--- Dataset records Enclosed Below ---

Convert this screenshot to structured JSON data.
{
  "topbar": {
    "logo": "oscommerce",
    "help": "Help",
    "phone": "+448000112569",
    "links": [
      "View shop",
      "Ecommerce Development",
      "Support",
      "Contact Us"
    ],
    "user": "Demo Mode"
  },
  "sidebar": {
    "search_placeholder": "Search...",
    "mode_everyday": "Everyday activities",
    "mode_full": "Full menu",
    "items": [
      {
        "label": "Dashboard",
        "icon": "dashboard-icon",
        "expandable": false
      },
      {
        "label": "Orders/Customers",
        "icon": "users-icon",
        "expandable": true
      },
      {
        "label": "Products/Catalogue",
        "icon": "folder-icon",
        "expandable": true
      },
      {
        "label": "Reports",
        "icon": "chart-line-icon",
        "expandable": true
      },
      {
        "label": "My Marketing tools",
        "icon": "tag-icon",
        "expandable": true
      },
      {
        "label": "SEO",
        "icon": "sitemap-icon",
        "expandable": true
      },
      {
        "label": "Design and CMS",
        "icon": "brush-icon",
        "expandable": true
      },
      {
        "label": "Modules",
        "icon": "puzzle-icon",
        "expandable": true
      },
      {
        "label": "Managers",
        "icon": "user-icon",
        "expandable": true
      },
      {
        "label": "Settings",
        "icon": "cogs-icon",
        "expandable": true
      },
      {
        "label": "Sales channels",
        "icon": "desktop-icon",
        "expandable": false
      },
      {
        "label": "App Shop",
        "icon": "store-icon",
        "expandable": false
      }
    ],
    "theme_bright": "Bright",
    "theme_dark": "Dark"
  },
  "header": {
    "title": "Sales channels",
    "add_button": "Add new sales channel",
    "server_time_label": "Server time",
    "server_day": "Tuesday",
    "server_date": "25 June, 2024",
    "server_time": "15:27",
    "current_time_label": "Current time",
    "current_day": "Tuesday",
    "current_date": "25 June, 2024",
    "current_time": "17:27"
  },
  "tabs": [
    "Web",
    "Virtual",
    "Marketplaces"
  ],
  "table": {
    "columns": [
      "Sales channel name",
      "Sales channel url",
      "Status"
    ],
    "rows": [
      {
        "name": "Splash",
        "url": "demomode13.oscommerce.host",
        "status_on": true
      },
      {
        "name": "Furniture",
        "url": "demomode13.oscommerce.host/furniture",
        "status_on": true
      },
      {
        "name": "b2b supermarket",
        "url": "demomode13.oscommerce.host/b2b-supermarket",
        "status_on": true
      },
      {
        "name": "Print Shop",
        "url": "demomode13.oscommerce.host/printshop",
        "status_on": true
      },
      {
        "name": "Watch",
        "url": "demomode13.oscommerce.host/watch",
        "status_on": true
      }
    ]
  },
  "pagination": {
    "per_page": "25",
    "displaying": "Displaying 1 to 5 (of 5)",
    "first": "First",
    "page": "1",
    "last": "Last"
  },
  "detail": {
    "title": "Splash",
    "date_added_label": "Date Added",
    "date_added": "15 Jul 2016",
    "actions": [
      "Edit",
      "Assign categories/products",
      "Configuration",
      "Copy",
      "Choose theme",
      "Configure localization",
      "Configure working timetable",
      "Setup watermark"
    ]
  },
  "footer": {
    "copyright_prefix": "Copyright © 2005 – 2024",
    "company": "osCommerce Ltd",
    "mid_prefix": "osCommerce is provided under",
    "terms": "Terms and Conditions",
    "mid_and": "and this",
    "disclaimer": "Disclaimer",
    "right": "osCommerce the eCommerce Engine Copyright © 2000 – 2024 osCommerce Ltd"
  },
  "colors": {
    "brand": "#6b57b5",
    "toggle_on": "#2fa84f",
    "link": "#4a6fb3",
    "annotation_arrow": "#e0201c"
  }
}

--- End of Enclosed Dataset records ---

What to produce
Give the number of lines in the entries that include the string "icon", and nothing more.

Solution to this task
12